Christmas Carols * Tavern Songs * Songs of the Sea: Spiced Punch
Quartet with David, Stacy, and musicians and puppeteers Tom & Marianne Tucker. Costumed performance of Victorian (and earlier) Christmas Songs, Colonial Tavern Ditties, and Sea Songs of all periods — in appropriate historical dress. Our programs can include anecdotes and introductions of musical selections, if desired.
John Burkhalter III
Independent scholar and lecturer
Contact information: jburkhal@Princeton.edu
Tuneful Felicity: Francis Hopkinson and Musick
Francis Hopkinson is best known as an ardent patriot, one of New Jersey’s Five Signers of the Declaration of Independence, Delegate in 1778 to the Continental Congress and later an active member of the Constitutional Convention of 1787. Like his friends Franklin and Jefferson, music and the social harmony it engendered held pride of place. Hopkinson, who maintained residences in Philadelphia and Bordentown, was a proficient harpsichordist and is credited as the first native born composer in America. The program will survey Hopkinson’s musical world and will draw specifically on printed music he is known to have purchased in Philadelphia and from London publishers and from his ca. 1764 manuscript volume of music for [or arranged for] the harpsichord.
Musical Life in Colonial Williamsburg
In 18th-century Williamsburg the study of music was a subject of serious interest and social refinement. Harpsichords and other musical instruments were imported for Williamsburg’s town houses and nearby plantations. The presentation will be based on one of the most important Colonial music inventories known, that of “Mr. Ogle, musick master lately arrived in Williamsburg from London.”
Mr. Jefferson and His Music
Polymath Thomas Jefferson, the “Sage of Monticello” was ardent in his devotion to music. Jefferson owned numerous instruments imported from London and an extraordinary collection of printed music. He believed that music was indispensable to the fabric of culture and civilization in fact “a most delightful recreation.” A brief illustrated lecture will be complemented with a performance of music drawn from Mr. Jefferson’s 1783 inventory of musical holdings.
The Fifes and Drums of the Old Barracks
The Fifes & Drums of the Old Barracks are a group of musicians who perform late 18th-century music that would have been performed by a military corps of music during the Revolutionary War. Beyond their well-researched repertoire of colonial music, their uniforms are those that would have been worn by the musicians of the 2nd New Jersey Regiment. Four of the eight companies of this regiment were raised at the Trenton barracks in December of 1775. The Fife & Drum Corps made their debut at the Old Barracks Association’s 2004 Capital Ball. Comprised of middle and high school students and professional musicians from the Trenton area, they have been organized and trained under the direction of Stephen Hudak, Andrew Wierzbowski, John Lane, James Fultz, and Timothy Ross.
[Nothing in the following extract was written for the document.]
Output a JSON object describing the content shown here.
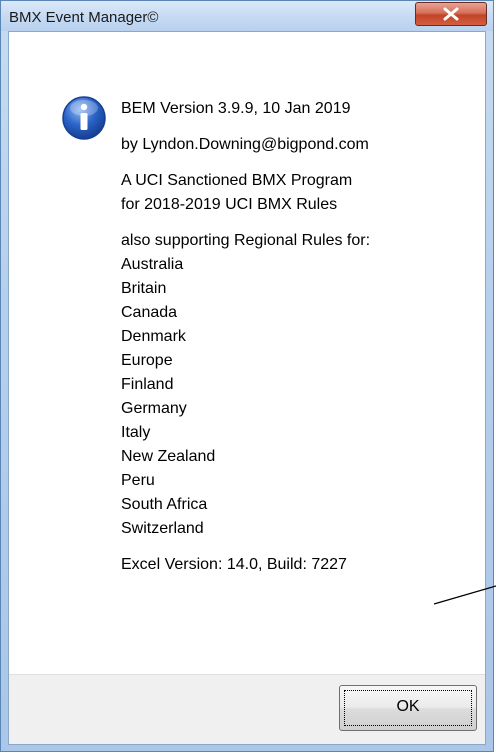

They are available to perform at events.
Contact Information: Stephen Hudak at email@example.com or call 609-396-1776